**Task statement**. Take the line with "Serialize everything readable" and the rest of the lines after it, to the end of the entries, and restate them exactly.

Interface dataset entries:
+ + + +

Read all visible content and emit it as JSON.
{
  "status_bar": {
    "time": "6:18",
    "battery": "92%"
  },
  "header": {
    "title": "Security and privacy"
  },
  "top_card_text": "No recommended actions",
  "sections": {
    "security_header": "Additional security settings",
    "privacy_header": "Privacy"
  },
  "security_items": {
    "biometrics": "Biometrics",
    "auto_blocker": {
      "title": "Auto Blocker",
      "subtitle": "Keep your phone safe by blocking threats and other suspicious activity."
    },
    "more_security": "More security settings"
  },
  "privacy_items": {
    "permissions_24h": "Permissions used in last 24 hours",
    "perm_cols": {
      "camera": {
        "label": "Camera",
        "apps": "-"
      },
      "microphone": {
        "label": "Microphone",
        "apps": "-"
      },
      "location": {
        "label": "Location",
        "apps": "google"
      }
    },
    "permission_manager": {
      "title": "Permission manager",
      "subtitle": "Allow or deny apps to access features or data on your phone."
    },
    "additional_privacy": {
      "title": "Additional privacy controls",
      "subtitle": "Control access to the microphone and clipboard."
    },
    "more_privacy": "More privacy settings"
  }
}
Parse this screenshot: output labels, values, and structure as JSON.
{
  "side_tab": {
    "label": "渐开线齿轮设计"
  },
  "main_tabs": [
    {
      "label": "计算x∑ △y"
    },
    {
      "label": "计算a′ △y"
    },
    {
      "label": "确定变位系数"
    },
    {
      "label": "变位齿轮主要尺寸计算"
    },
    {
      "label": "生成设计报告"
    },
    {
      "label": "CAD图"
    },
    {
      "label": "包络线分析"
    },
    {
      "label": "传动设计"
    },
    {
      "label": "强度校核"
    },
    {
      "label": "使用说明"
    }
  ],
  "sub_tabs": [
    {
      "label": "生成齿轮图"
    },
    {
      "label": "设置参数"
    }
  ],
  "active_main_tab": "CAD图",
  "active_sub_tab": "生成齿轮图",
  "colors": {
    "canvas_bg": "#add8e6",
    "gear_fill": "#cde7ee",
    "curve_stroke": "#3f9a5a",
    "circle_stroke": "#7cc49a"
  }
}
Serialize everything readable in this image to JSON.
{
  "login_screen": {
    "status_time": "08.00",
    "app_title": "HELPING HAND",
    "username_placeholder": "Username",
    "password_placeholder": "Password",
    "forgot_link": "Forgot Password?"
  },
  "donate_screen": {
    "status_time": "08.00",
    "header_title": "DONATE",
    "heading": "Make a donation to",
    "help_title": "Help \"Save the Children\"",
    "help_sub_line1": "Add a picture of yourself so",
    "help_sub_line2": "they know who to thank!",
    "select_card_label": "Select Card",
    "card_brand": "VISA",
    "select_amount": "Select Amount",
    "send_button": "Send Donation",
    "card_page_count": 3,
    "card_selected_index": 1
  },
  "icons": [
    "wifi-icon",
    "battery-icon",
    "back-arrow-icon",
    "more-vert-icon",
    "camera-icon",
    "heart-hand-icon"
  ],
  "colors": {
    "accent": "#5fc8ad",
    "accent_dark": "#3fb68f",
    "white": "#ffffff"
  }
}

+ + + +

**Written solution**.
Serialize everything readable in this image to JSON.
{
  "login_screen": {
    "status_time": "08.00",
    "app_title": "HELPING HAND",
    "username_placeholder": "Username",
    "password_placeholder": "Password",
    "forgot_link": "Forgot Password?"
  },
  "donate_screen": {
    "status_time": "08.00",
    "header_title": "DONATE",
    "heading": "Make a donation to",
    "help_title": "Help \"Save the Children\"",
    "help_sub_line1": "Add a picture of yourself so",
    "help_sub_line2": "they know who to thank!",
    "select_card_label": "Select Card",
    "card_brand": "VISA",
    "select_amount": "Select Amount",
    "send_button": "Send Donation",
    "card_page_count": 3,
    "card_selected_index": 1
  },
  "icons": [
    "wifi-icon",
    "battery-icon",
    "back-arrow-icon",
    "more-vert-icon",
    "camera-icon",
    "heart-hand-icon"
  ],
  "colors": {
    "accent": "#5fc8ad",
    "accent_dark": "#3fb68f",
    "white": "#ffffff"
  }
}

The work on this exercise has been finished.